Poker is a card game that can be played by two or more players. It became popular in the early 21st century, largely due to advancements in technology that allowed spectators to follow the action on television broadcasts of major tournaments. The game can be played in hundreds of variations, but there are a few key elements that all good poker players must master. These include basic strategy, player analysis, and game selection. In addition to these skills, a good poker player must possess discipline and perseverance. They must be able to stay focused during long periods of play and make wise decisions under pressure. Finally, a good poker player must be able to manage their bankroll and participate in games that are profitable.

A round of poker begins with each player placing an ante, a small amount of money that all players must place in order to be dealt into a hand. Players then bet in turn, with the player with the highest-ranking hand winning the pot. Players can also discard up to three cards and take new ones from the top of the deck. Once all bets have been placed, players reveal their hands.

There are a number of different types of poker hands, including straights, flushes, and full houses. A full house includes 3 matching cards of one rank and 2 matching cards of another rank. A straight is a sequence of 5 consecutive cards of the same suit. A pair consists of two cards of the same rank, and three of a kind consists of 3 matching cards of one rank, and two unmatched cards.

As with any poker game, the context of a hand is crucial. A hand will only be good or bad in relation to the other players’ hands. For example, if you have pocket fives and the flop comes A-8-5, your hand is going to lose 82% of the time. This is why it’s important to learn how to read other players.

You can learn a lot about your opponents from their betting patterns. Aggressive players will often bet high when they have a strong hand, while conservative players will fold early in the hand. Knowing how to spot these types of players can help you plan your bluffing strategies.

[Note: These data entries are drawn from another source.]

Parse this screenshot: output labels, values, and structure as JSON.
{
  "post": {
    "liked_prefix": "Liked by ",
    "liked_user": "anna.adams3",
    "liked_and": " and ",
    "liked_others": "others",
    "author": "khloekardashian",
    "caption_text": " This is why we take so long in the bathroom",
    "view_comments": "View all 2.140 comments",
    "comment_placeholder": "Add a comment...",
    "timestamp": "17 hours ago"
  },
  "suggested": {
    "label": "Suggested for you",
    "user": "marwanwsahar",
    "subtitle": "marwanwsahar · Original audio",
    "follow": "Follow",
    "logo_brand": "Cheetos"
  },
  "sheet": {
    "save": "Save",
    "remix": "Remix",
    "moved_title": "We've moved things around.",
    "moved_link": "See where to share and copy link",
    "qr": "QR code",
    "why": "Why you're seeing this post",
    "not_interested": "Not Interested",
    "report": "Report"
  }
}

Position is also very important in poker, as it gives you more information than your opponents. Acting last in a hand allows you to see what everyone else has before you decide how much to raise. Having position also allows you to act as a bluffer by making bets that are likely to win the pot.

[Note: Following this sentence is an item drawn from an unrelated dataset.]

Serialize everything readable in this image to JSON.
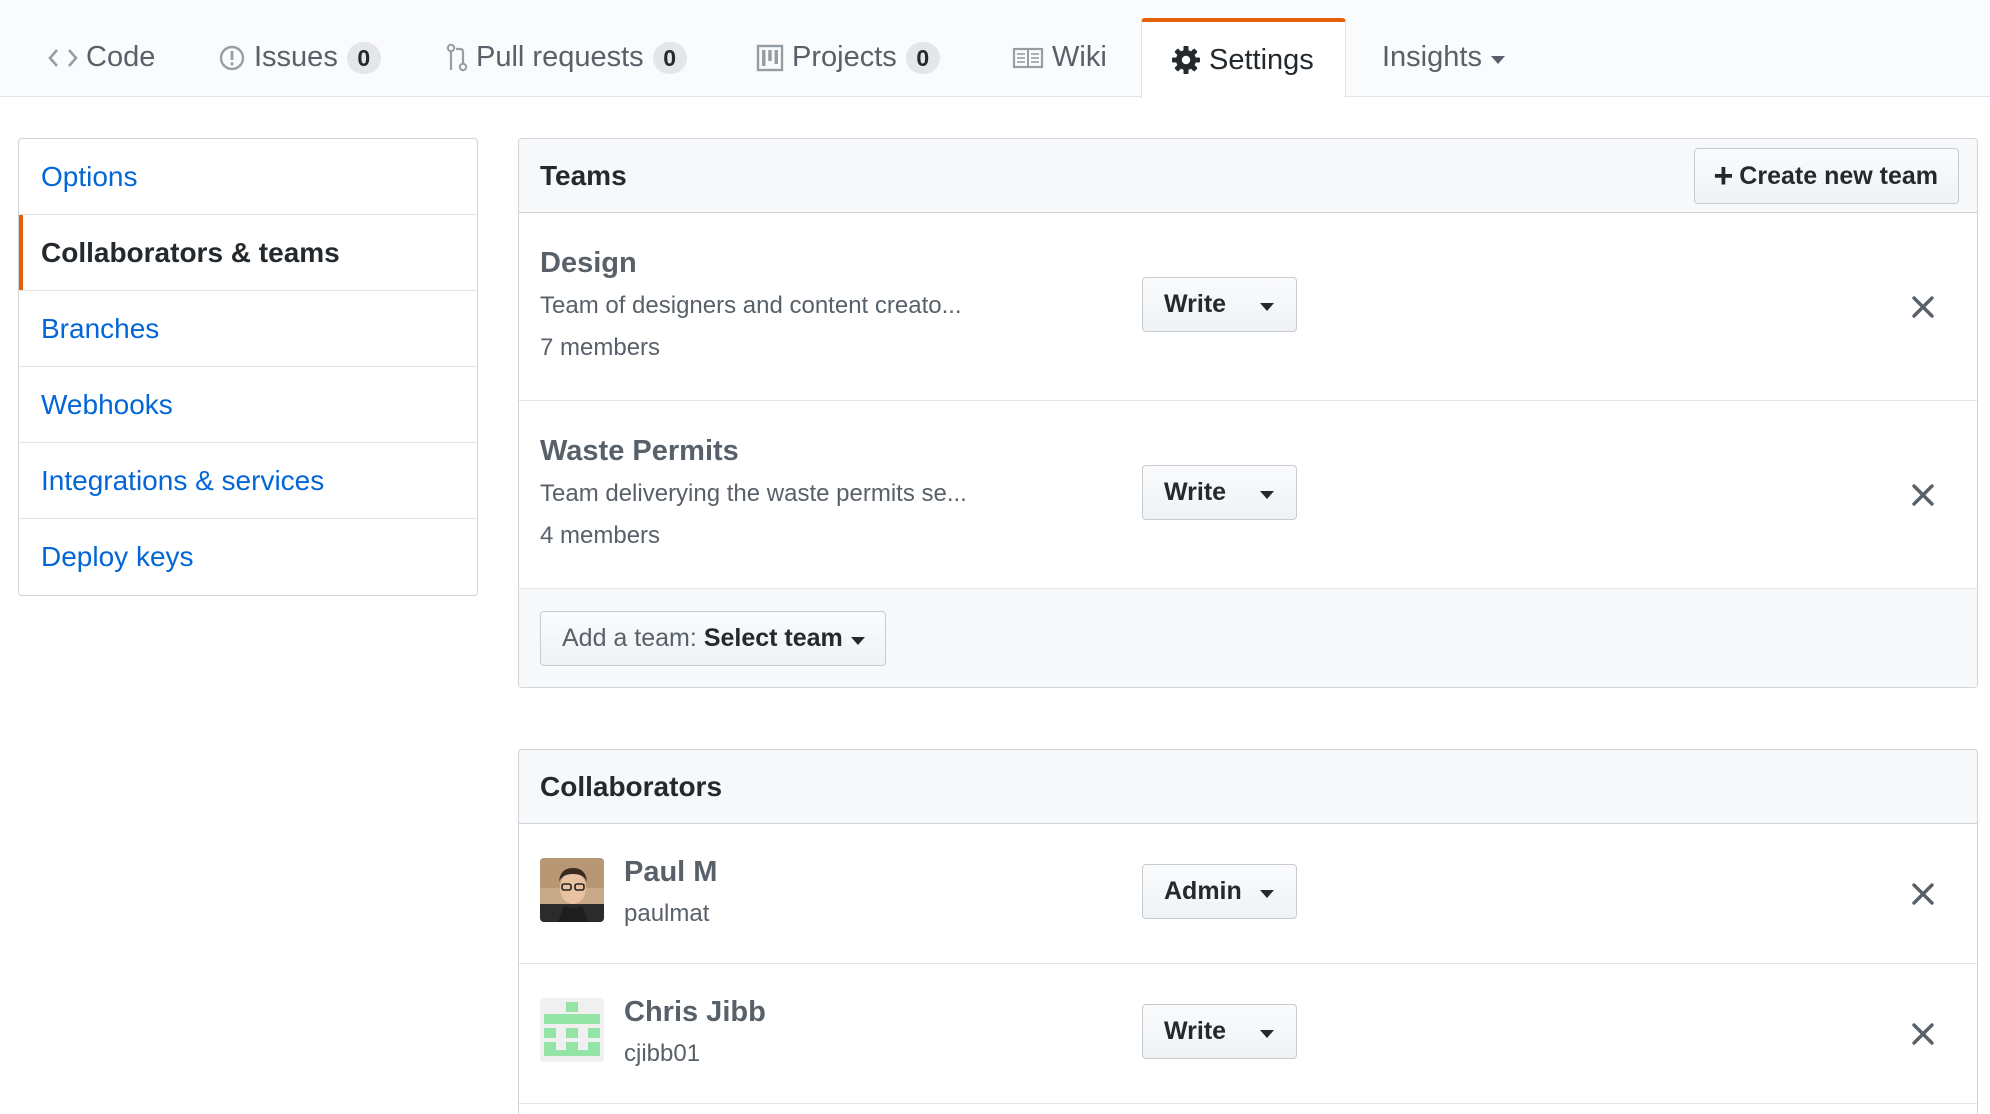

In addition to studying other players’ hands, it’s a good idea to analyze your own decisions in each poker game. Use a hand history tracking software or take detailed notes during each game to examine your decision-making process and identify areas for improvement. Many players also discuss their decisions with fellow players for a more objective view of their playing style.